The Kidney Cancer Prevention Research Program in the Department of Epidemiology and Biostatistics is dedicated to impactful research that is translatable to the primary and secondary prevention of cancer. Our current research focuses on the identification of new environmental risk factors and gene-environment interactions.

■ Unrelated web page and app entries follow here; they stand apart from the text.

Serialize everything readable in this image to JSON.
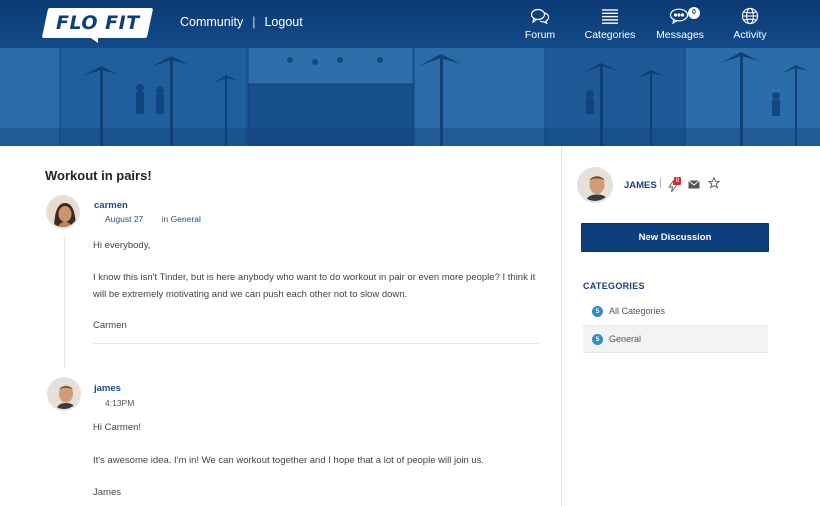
{
  "brand": {
    "logo_text": "FLO FIT",
    "primary_color": "#0d3f7c",
    "accent_color": "#2c8ec9"
  },
  "topbar": {
    "links": [
      {
        "label": "Community"
      },
      {
        "label": "Logout"
      }
    ],
    "nav": [
      {
        "label": "Forum",
        "icon": "chat-bubbles-icon"
      },
      {
        "label": "Categories",
        "icon": "list-icon"
      },
      {
        "label": "Messages",
        "icon": "message-bubble-icon",
        "badge": "0"
      },
      {
        "label": "Activity",
        "icon": "globe-icon"
      }
    ]
  },
  "discussion": {
    "title": "Workout in pairs!",
    "posts": [
      {
        "author": "carmen",
        "date": "August 27",
        "in_label": "in",
        "category": "General",
        "paragraphs": [
          "Hi everybody,",
          "I know this isn't Tinder, but is here anybody who want to do workout in pair or even more people? I think it will be extremely motivating and we can push each other not to slow down.",
          "Carmen"
        ]
      },
      {
        "author": "james",
        "date": "4:13PM",
        "paragraphs": [
          "Hi Carmen!",
          "It's awesome idea. I'm in! We can workout together and I hope that a lot of people will join us.",
          "James"
        ]
      }
    ]
  },
  "sidebar": {
    "user": {
      "name": "JAMES",
      "separator": "|",
      "notification_badge": "8"
    },
    "new_discussion_label": "New Discussion",
    "categories_heading": "CATEGORIES",
    "categories": [
      {
        "count": "5",
        "label": "All Categories"
      },
      {
        "count": "5",
        "label": "General"
      }
    ]
  }
}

Since the initiation of the National Cancer Institute’s (NCI) Surveillance, Epidemiology and End Results (SEER) Program in the 1970s, the annual age-adjusted incidence of kidney cancer in the United States has increased more than twofold. Worldwide, increasing incidence (~2 to 8% annually) of kidney cancer has been most rapid among women, young adults and minority groups. Over the past decade, renal cell cancer (RCC) incidence rates have continued to increase despite substantial improvements in controlled hypertension and roughly constant rates of obesity and smoking. Risk factors for nearly half of the roughly 65,000 U.S. cases of kidney cancer diagnosed each year remain unexplained. RCCs comprise over 90% of cancers of the kidney, with approximately half of all RCC cases attributed to hypertension, obesity and tobacco smoking. Despite gains in overall survival, median survival among late stage RCC patients is 10 months. Taken together, these trends underscore the need for identification of new risk factors and improved prevention.